:: PROBLEM ::
Only one thing is required: the number of lines in the entries below that contain "data".

:: EXERCISE INPUT ::
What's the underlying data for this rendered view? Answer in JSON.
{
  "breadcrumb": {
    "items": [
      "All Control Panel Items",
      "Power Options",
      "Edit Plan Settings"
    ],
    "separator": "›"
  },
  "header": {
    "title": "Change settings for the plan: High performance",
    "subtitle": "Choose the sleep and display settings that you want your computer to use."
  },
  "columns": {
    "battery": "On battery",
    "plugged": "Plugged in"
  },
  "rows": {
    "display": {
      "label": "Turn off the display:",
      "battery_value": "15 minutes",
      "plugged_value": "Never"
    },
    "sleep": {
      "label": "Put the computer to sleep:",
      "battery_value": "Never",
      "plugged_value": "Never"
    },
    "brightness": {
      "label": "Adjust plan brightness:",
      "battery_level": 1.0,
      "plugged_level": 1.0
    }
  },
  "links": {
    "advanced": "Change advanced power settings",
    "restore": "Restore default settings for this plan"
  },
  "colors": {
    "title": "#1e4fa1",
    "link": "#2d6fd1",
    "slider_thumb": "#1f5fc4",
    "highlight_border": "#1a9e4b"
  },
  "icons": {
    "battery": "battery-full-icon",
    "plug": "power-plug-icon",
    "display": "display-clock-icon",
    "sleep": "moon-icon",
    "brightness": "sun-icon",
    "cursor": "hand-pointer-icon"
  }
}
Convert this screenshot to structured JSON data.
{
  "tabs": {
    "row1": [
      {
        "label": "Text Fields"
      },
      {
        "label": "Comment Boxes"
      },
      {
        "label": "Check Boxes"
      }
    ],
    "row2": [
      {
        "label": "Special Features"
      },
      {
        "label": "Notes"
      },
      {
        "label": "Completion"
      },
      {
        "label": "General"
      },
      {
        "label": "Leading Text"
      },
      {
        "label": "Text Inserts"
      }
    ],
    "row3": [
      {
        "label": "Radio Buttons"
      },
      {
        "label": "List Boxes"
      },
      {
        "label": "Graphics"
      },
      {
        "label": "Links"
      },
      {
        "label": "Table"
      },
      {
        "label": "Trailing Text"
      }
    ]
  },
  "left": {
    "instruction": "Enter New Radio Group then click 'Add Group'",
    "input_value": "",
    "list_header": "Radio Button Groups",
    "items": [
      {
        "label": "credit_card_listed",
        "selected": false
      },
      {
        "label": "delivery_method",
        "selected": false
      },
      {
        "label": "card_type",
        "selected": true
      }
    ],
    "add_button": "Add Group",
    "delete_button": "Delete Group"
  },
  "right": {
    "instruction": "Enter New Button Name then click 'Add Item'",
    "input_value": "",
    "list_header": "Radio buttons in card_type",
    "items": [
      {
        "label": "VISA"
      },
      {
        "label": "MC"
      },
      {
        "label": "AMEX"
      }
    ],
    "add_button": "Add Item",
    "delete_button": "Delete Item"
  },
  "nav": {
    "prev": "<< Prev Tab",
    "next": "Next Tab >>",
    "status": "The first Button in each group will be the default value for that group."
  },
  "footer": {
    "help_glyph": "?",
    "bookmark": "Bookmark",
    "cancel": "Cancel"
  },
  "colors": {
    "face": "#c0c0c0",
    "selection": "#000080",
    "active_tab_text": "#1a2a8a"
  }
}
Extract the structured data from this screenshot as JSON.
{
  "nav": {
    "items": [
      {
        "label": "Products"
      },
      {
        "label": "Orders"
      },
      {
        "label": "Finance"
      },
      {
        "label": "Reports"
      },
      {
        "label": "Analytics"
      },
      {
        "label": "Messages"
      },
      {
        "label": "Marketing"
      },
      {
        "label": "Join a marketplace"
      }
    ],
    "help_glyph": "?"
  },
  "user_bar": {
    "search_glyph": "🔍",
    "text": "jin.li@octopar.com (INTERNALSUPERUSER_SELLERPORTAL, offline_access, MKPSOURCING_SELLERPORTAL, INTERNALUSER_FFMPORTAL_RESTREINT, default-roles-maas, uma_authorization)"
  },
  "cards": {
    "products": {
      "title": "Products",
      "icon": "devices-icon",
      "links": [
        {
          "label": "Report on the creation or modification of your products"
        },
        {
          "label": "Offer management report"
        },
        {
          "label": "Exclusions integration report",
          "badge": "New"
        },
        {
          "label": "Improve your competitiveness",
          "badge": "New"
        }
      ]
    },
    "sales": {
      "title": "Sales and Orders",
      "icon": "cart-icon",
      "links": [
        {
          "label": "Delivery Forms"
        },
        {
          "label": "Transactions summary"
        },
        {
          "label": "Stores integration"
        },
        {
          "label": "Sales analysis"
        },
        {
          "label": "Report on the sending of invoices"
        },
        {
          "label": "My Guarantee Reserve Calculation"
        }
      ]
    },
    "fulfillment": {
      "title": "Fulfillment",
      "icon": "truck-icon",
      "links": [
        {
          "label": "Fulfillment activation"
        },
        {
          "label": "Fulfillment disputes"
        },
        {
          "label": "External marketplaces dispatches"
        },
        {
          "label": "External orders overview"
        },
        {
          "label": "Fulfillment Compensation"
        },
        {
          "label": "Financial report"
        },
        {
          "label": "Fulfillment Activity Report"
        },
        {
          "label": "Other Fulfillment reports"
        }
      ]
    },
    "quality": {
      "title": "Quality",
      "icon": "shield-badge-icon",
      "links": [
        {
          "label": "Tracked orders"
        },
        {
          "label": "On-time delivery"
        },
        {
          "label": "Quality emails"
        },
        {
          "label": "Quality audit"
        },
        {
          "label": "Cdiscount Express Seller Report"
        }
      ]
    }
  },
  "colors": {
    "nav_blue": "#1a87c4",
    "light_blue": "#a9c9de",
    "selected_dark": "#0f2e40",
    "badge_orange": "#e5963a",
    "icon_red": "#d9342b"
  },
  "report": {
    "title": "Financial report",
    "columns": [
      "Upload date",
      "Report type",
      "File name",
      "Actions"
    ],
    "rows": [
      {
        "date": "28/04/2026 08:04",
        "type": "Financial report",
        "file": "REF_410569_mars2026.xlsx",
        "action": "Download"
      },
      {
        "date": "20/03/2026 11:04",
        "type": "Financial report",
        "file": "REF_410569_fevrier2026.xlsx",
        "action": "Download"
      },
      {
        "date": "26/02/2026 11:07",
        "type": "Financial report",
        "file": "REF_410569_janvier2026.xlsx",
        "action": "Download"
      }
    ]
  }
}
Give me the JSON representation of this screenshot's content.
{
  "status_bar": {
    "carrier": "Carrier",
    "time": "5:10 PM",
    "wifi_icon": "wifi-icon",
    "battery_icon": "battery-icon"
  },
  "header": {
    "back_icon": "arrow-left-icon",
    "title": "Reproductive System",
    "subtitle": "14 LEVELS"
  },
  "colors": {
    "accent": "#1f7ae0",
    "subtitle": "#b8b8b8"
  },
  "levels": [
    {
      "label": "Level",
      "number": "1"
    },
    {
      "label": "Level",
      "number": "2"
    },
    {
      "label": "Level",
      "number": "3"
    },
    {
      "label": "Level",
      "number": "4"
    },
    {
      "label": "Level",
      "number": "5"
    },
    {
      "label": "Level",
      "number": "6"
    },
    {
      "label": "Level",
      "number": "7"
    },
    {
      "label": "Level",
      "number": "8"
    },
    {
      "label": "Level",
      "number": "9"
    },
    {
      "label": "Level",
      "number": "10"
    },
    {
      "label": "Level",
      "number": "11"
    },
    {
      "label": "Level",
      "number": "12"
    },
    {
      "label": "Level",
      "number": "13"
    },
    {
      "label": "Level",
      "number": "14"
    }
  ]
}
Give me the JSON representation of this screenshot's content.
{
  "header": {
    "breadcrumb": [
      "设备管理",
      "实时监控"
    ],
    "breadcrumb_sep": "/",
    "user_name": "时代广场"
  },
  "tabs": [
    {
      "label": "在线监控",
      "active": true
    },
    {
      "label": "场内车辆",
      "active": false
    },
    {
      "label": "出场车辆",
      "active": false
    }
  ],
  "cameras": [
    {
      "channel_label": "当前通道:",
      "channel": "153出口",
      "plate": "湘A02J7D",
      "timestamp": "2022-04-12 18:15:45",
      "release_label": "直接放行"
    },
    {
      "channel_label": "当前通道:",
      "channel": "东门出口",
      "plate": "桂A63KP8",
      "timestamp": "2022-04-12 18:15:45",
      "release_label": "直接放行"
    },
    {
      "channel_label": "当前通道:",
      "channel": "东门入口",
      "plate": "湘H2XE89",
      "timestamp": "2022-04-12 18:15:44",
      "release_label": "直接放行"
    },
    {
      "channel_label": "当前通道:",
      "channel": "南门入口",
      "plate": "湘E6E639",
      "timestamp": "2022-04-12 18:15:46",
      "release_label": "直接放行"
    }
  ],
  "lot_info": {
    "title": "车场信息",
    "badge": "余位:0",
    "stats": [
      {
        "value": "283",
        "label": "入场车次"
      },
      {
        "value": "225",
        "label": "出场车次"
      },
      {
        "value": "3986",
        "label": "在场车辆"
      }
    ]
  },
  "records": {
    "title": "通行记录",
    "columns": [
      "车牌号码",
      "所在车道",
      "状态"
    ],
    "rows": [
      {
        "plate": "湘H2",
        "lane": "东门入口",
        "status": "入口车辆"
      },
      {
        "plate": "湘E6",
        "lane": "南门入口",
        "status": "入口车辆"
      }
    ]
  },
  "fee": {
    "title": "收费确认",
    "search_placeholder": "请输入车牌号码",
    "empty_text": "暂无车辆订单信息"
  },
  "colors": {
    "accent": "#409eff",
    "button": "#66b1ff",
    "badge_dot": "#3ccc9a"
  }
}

:: YOUR SOLUTION ::
3